◆ **Task to carry out**:
From the entries that follow, extract each line holding the string "desc".

______________________________

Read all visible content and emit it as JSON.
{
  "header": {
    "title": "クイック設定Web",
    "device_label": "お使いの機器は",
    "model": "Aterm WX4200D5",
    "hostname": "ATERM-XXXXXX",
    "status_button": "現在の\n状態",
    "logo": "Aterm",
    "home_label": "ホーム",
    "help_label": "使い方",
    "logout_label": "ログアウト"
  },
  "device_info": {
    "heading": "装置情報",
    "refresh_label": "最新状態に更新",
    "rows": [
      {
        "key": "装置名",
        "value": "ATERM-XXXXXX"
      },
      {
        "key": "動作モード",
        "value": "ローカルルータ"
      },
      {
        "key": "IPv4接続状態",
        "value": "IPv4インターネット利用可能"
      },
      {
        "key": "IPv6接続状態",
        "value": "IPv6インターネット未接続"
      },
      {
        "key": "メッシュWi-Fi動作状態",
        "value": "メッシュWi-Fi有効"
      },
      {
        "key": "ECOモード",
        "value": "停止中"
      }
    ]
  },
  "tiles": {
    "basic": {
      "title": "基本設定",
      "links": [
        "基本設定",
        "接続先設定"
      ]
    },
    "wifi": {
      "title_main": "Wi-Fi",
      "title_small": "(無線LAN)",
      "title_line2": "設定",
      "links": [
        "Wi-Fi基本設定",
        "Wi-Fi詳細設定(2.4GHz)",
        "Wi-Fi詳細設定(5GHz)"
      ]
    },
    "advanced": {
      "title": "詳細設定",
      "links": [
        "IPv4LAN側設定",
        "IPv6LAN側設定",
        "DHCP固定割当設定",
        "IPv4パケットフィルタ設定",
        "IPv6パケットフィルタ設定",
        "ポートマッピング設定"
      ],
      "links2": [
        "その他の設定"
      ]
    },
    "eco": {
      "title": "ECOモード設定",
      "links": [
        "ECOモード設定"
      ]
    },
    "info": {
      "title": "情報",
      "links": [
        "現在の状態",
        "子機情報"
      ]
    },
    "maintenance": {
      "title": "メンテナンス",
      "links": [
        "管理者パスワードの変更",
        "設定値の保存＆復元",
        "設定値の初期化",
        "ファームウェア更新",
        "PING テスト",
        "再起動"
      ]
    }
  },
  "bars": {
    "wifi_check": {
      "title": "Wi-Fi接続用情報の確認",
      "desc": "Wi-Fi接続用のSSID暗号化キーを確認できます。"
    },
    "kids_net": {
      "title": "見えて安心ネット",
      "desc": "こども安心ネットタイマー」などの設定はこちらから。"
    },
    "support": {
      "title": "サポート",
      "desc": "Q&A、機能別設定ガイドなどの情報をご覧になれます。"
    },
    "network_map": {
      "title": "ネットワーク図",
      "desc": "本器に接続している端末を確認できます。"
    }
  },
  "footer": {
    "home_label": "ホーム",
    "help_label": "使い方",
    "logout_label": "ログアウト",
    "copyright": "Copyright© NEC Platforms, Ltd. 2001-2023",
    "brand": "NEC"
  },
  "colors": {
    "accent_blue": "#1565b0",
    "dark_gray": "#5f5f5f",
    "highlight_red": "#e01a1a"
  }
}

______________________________

◆ **Answer section**:
      "desc": "Wi-Fi接続用のSSID暗号化キーを確認できます。"
      "desc": "こども安心ネットタイマー」などの設定はこちらから。"
      "desc": "Q&A、機能別設定ガイドなどの情報をご覧になれます。"
      "desc": "本器に接続している端末を確認できます。"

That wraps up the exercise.